It has been nearly two and a half weeks since I stepped off the research vessel Oceanus, and the phantom swaying motions have long since dissipated. It wasn’t a particularly long trip. Just 10 days. But it was enough to provide some insight into the unpredictable, frustrating, time-consuming, exciting and inspiring process of scientific innovation and discovery in the field.
Berkeley scientist Jim Bishop explains how the new Carbon Flux Explorer works. (Video edited by Roxanne Makasdjian and Stephen McNally/UC Berkeley. Video shot by Jessica Kendall-Bar. Drone footage provided by Mark Booher.)
As a writer at a research institution’s communications office, I most often hear from scientists after they have new findings to report in a peer-reviewed journal. They have compiled and analyzed their data. They have neatly packaged up their results in a manuscript’s abstract, introduction, methodology and discussion sections. By the time a paper is published, a year or more could easily have passed from the time the actual experiments were conducted.
Witnessing part of the journey to getting publication-worthy results and innovative new devices was eye-opening. Not a day went by without some new problem emerging that had to be overcome or puzzled through. When you are 350 miles offshore, you cannot run to your neighborhood hardware store to pick up new screws or a new motor, so problems are tackled on site in less-than-optimal conditions. It’s a situation, I’m sure, that is universal to all manner of field research.
On some trips – not this one – there may even be unplanned course changes. Bishop recounted past incidents when they were instructed to leave an area immediately because of unannounced (to civilians) military exercises in the region. About 36,000 square miles of water off the coast of Southern California, the Sea Range site, is controlled by the Department of Defense for use in training exercises, including tests of missile systems. For this reason, Bishop takes extra care in providing the research vessel’s planned track to the military well before it leaves the dock.
As valuable as these trips are, Bishop noted that some types of ocean data would be better collected by instruments rather than people, which is the rationale behind the development of the robotic floats. Truly understanding the ebbs and flows of this vital ocean process means taking repeated measurements of sinking particles at various depths in the water column, day after day, month after month, season after season.
This is an important task, but Bishop said no researcher he knows would happily spend weeks to months at sea to collect this type of data. The expense alone is a barrier. The raw cost of ship operations on this trip ran about $25,000 per day. Labor and research costs can easily double that figure.
In comparison, the estimated cost of a Carbon Flux Explorer designed to stay out for months to years at a time is $100,000, and mass production would significantly lower the price tag. These ocean robots are being designed to measure plankton poop so people won’t have to.
Of course, ocean-bound voyages are still needed for other studies and measurements. Robotic technology has not yet been developed to adequately measure zooplankton, for instance. But Bishop sees the robotic floats as a critical supplement to the type of work done by colleagues Phoebe Lam from UC Santa Cruz and Mike Stukel from Florida State University.

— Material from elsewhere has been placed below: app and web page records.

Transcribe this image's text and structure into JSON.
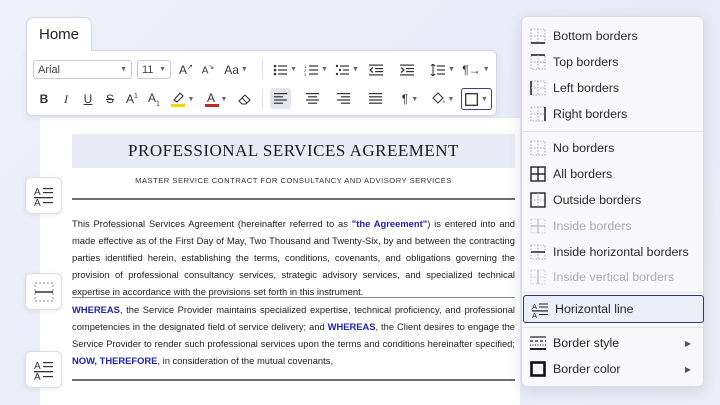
{
  "ribbon": {
    "tab_home": "Home",
    "font_name": "Arial",
    "font_size": "11"
  },
  "document": {
    "title": "PROFESSIONAL SERVICES AGREEMENT",
    "subtitle": "MASTER SERVICE CONTRACT FOR CONSULTANCY AND ADVISORY SERVICES",
    "p1_a": "This Professional Services Agreement (hereinafter referred to as ",
    "p1_quote": "\"the Agreement\"",
    "p1_b": ") is entered into and made effective as of the First Day of May, Two Thousand and Twenty-Six, by and between the contracting parties identified herein, establishing the terms, conditions, covenants, and obligations governing the provision of professional consultancy services, strategic advisory services, and specialized technical expertise in accordance with the provisions set forth in this instrument.",
    "p2_kw1": "WHEREAS",
    "p2_a": ", the Service Provider maintains specialized expertise, technical proficiency, and professional competencies in the designated field of service delivery; and ",
    "p2_kw2": "WHEREAS",
    "p2_b": ", the Client desires to engage the Service Provider to render such professional services upon the terms and conditions hereinafter specified; ",
    "p2_kw3": "NOW, THEREFORE",
    "p2_c": ", in consideration of the mutual covenants,"
  },
  "menu": {
    "items": [
      {
        "label": "Bottom borders",
        "icon": "border-bottom-icon",
        "enabled": true
      },
      {
        "label": "Top borders",
        "icon": "border-top-icon",
        "enabled": true
      },
      {
        "label": "Left borders",
        "icon": "border-left-icon",
        "enabled": true
      },
      {
        "label": "Right borders",
        "icon": "border-right-icon",
        "enabled": true
      },
      {
        "label": "No borders",
        "icon": "border-none-icon",
        "enabled": true
      },
      {
        "label": "All borders",
        "icon": "border-all-icon",
        "enabled": true
      },
      {
        "label": "Outside borders",
        "icon": "border-outside-icon",
        "enabled": true
      },
      {
        "label": "Inside borders",
        "icon": "border-inside-icon",
        "enabled": false
      },
      {
        "label": "Inside horizontal borders",
        "icon": "border-inside-horizontal-icon",
        "enabled": true
      },
      {
        "label": "Inside vertical borders",
        "icon": "border-inside-vertical-icon",
        "enabled": false
      },
      {
        "label": "Horizontal line",
        "icon": "horizontal-line-icon",
        "enabled": true,
        "highlighted": true
      },
      {
        "label": "Border style",
        "icon": "border-style-icon",
        "enabled": true,
        "submenu": true
      },
      {
        "label": "Border color",
        "icon": "border-color-icon",
        "enabled": true,
        "submenu": true
      }
    ]
  },
  "colors": {
    "accent": "#2e3384",
    "keyword": "#2323a8",
    "highlight_swatch": "#f5d400",
    "font_color_swatch": "#c62828"
  }
}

These trips also provide valuable experiences for the students on board that cannot be obtained in a campus classroom. Bishop noted that many marine science undergraduates often leave UC Berkeley with more on-ship time than most of their peers around the country.
The students contributed to the great energy on the ship and were more than eager to pitch in. We never had trouble getting volunteers to help launch a CTD or to filter water samples. All the while, giggles and jokes could be heard running in the background, almost like a soundtrack for the trip. Punctuating the long hours were moments of awe at the nature around us. The crew would alert us to the occasional whale or dolphin sighting. To help us view the stars one night, the captain turned off the lights at the bow of the ship, allowing the brilliance of the Milky Way to shine through.
It should be acknowledged that bringing dozens of people together into a crowded space has the potential to cause friction, but what struck me was that throughout the trip, there was surprisingly little drama. An easy rapport developed among and between the research team and the crew members. Crew members with musical backgrounds even spent their off hours providing tips to a student guitarist. When Bishop joined in with his guitar at the end of a particularly long day, we suddenly had an impromptu jam session.
I’ll end by saying that documenting this trip has been a great privilege, in large part because of the wonderful people I met along the way. The next time I read about marine microorganisms sequestering carbon in the ocean, I am sure I will think about the people behind the data and the effort it took to collect it.
And just as importantly, I thank you for following along.